- Good QHD panel with 240 Hz
- High and stable gaming performance
- Extensive case illumination
- TB4, Wi-Fi 6E, and PCIe 4.0
- Inconsistent SSD
The ASUS ROG Strix Scar G733CX-XS97 is a high-end gaming laptop with top-of-the-line hardware, including the Core i9-12950HX, GeForce RTX 3080 Ti, and 240-Hz QHD display. It offers excellent gaming performance and extensive case illumination, with relatively quiet fans while gaming. However, it has inconsistent SSD performance, electronic noises, and comes with an additional premium for the HX CPU that might not be worth it for some users.
- Impressive dual-screen design
- Blistering gaming performance
- Poor battery life
- Excellent 4K display with AdobeRGB
- High-quality case
- Thunderbolt 4 PCIe 4.0
- High system performance
- Lower graphics performance than the predecessor
- Performance not completely stable under combined load
- Not Wi-Fi 6E compatible
- 720p webcam
The Dell XPS 17 9720 features an exceptional 4K display with AdobeRGB, high-quality case, fast card reader, and Thunderbolt 4 & PCIe 4.0. However, the laptop's cooling system is slightly weak, and the graphics performance has been reduced compared to its predecessor.
- Impressive gaming performance with GeForce RTX 3080 Ti GPU and Ryzen 9 CPU
- Refined two-screen layout
- Expensive, especially as configured
- Awkward keyboard and touchpad layout
Table of the Best Laptops for Go Pro video editing

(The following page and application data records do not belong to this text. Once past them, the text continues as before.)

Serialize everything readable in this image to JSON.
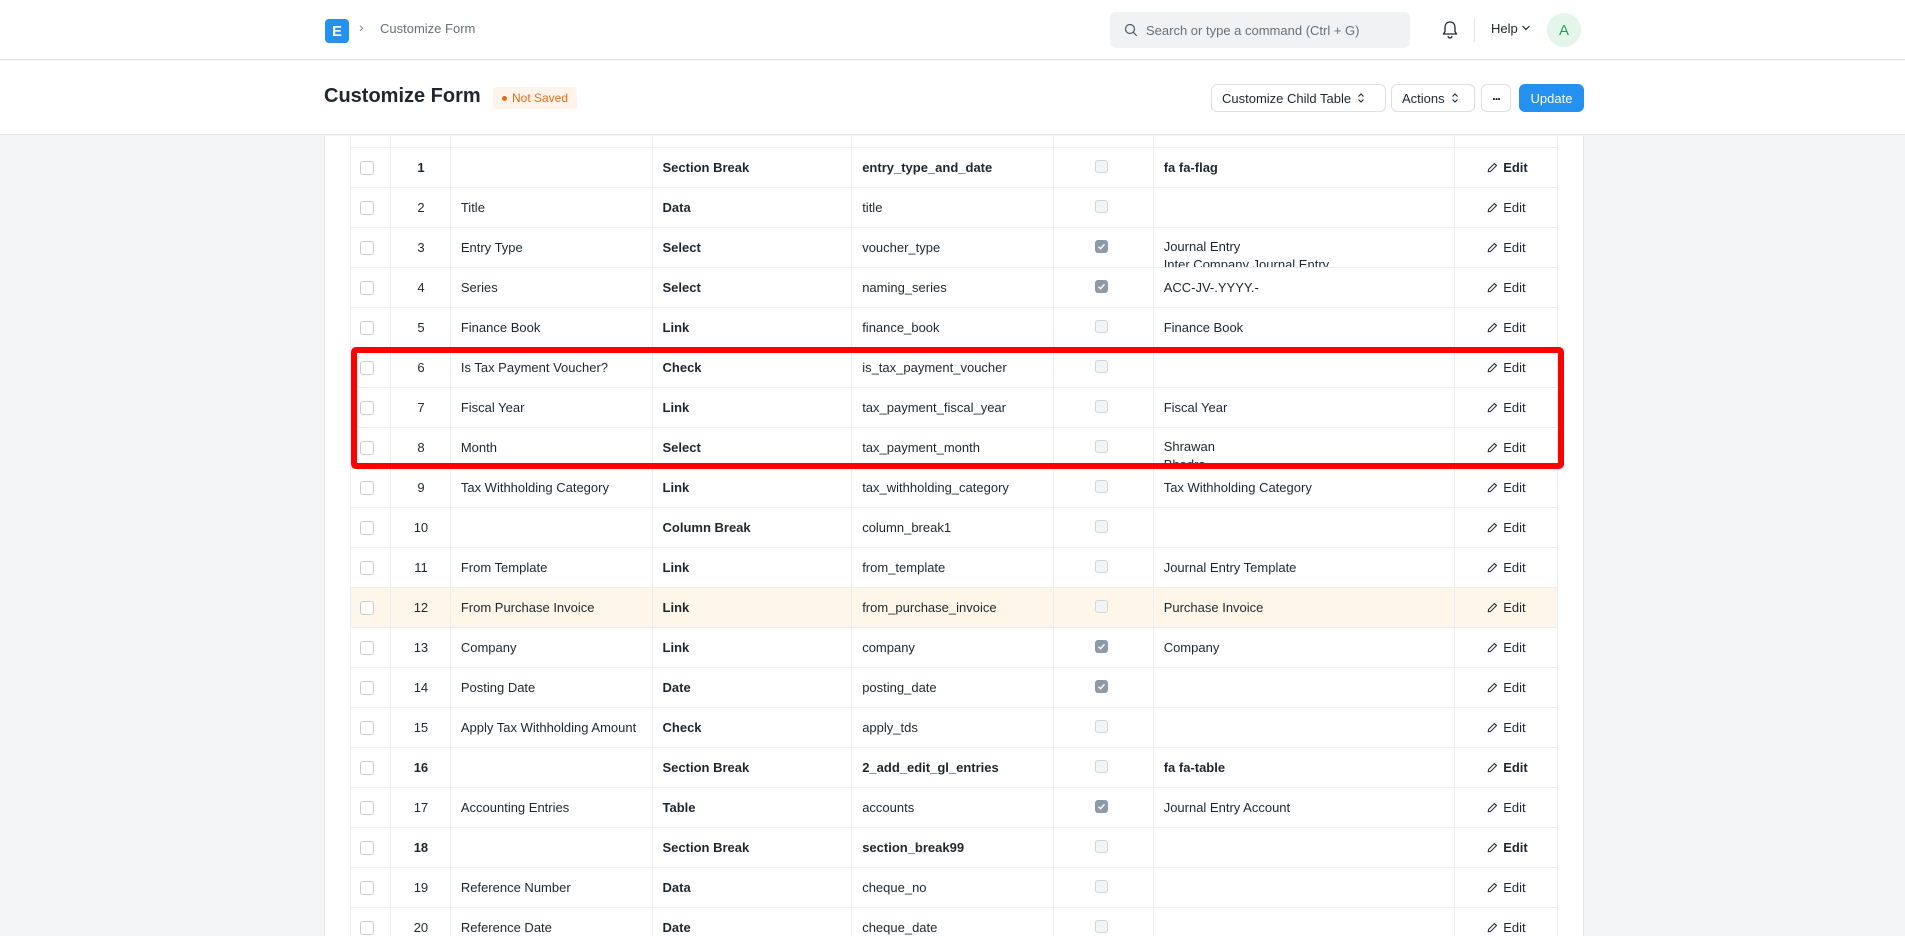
{
  "navbar": {
    "logo_letter": "E",
    "breadcrumb": "Customize Form",
    "search_placeholder": "Search or type a command (Ctrl + G)",
    "help_label": "Help",
    "avatar_letter": "A"
  },
  "header": {
    "title": "Customize Form",
    "status": "Not Saved",
    "buttons": {
      "customize_child_table": "Customize Child Table",
      "actions": "Actions",
      "more": "...",
      "update": "Update"
    }
  },
  "colors": {
    "primary": "#2490ef",
    "highlight_row": "#fef7e9",
    "annotation": "#ff0000",
    "status": "#e86c13"
  },
  "table": {
    "edit_label": "Edit",
    "rows": [
      {
        "no": "1",
        "label": "",
        "type": "Section Break",
        "name": "entry_type_and_date",
        "mandatory": false,
        "options": "fa fa-flag",
        "options2": "",
        "bold": true,
        "highlight": false
      },
      {
        "no": "2",
        "label": "Title",
        "type": "Data",
        "name": "title",
        "mandatory": false,
        "options": "",
        "options2": "",
        "bold": false,
        "highlight": false
      },
      {
        "no": "3",
        "label": "Entry Type",
        "type": "Select",
        "name": "voucher_type",
        "mandatory": true,
        "options": "Journal Entry",
        "options2": "Inter Company Journal Entry",
        "bold": false,
        "highlight": false
      },
      {
        "no": "4",
        "label": "Series",
        "type": "Select",
        "name": "naming_series",
        "mandatory": true,
        "options": "ACC-JV-.YYYY.-",
        "options2": "",
        "bold": false,
        "highlight": false
      },
      {
        "no": "5",
        "label": "Finance Book",
        "type": "Link",
        "name": "finance_book",
        "mandatory": false,
        "options": "Finance Book",
        "options2": "",
        "bold": false,
        "highlight": false
      },
      {
        "no": "6",
        "label": "Is Tax Payment Voucher?",
        "type": "Check",
        "name": "is_tax_payment_voucher",
        "mandatory": false,
        "options": "",
        "options2": "",
        "bold": false,
        "highlight": false
      },
      {
        "no": "7",
        "label": "Fiscal Year",
        "type": "Link",
        "name": "tax_payment_fiscal_year",
        "mandatory": false,
        "options": "Fiscal Year",
        "options2": "",
        "bold": false,
        "highlight": false
      },
      {
        "no": "8",
        "label": "Month",
        "type": "Select",
        "name": "tax_payment_month",
        "mandatory": false,
        "options": "Shrawan",
        "options2": "Bhadra",
        "bold": false,
        "highlight": false
      },
      {
        "no": "9",
        "label": "Tax Withholding Category",
        "type": "Link",
        "name": "tax_withholding_category",
        "mandatory": false,
        "options": "Tax Withholding Category",
        "options2": "",
        "bold": false,
        "highlight": false
      },
      {
        "no": "10",
        "label": "",
        "type": "Column Break",
        "name": "column_break1",
        "mandatory": false,
        "options": "",
        "options2": "",
        "bold": false,
        "highlight": false
      },
      {
        "no": "11",
        "label": "From Template",
        "type": "Link",
        "name": "from_template",
        "mandatory": false,
        "options": "Journal Entry Template",
        "options2": "",
        "bold": false,
        "highlight": false
      },
      {
        "no": "12",
        "label": "From Purchase Invoice",
        "type": "Link",
        "name": "from_purchase_invoice",
        "mandatory": false,
        "options": "Purchase Invoice",
        "options2": "",
        "bold": false,
        "highlight": true
      },
      {
        "no": "13",
        "label": "Company",
        "type": "Link",
        "name": "company",
        "mandatory": true,
        "options": "Company",
        "options2": "",
        "bold": false,
        "highlight": false
      },
      {
        "no": "14",
        "label": "Posting Date",
        "type": "Date",
        "name": "posting_date",
        "mandatory": true,
        "options": "",
        "options2": "",
        "bold": false,
        "highlight": false
      },
      {
        "no": "15",
        "label": "Apply Tax Withholding Amount",
        "type": "Check",
        "name": "apply_tds",
        "mandatory": false,
        "options": "",
        "options2": "",
        "bold": false,
        "highlight": false
      },
      {
        "no": "16",
        "label": "",
        "type": "Section Break",
        "name": "2_add_edit_gl_entries",
        "mandatory": false,
        "options": "fa fa-table",
        "options2": "",
        "bold": true,
        "highlight": false
      },
      {
        "no": "17",
        "label": "Accounting Entries",
        "type": "Table",
        "name": "accounts",
        "mandatory": true,
        "options": "Journal Entry Account",
        "options2": "",
        "bold": false,
        "highlight": false
      },
      {
        "no": "18",
        "label": "",
        "type": "Section Break",
        "name": "section_break99",
        "mandatory": false,
        "options": "",
        "options2": "",
        "bold": true,
        "highlight": false
      },
      {
        "no": "19",
        "label": "Reference Number",
        "type": "Data",
        "name": "cheque_no",
        "mandatory": false,
        "options": "",
        "options2": "",
        "bold": false,
        "highlight": false
      },
      {
        "no": "20",
        "label": "Reference Date",
        "type": "Date",
        "name": "cheque_date",
        "mandatory": false,
        "options": "",
        "options2": "",
        "bold": false,
        "highlight": false
      }
    ]
  }
}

|HP Omen 16|
|GIGABYTE AORUS 15 XE4|
|ASUS ROG Strix Scar|
|ASUS ROG Strix Scar G733CX-XS97|
|Dell XPS 17 9720|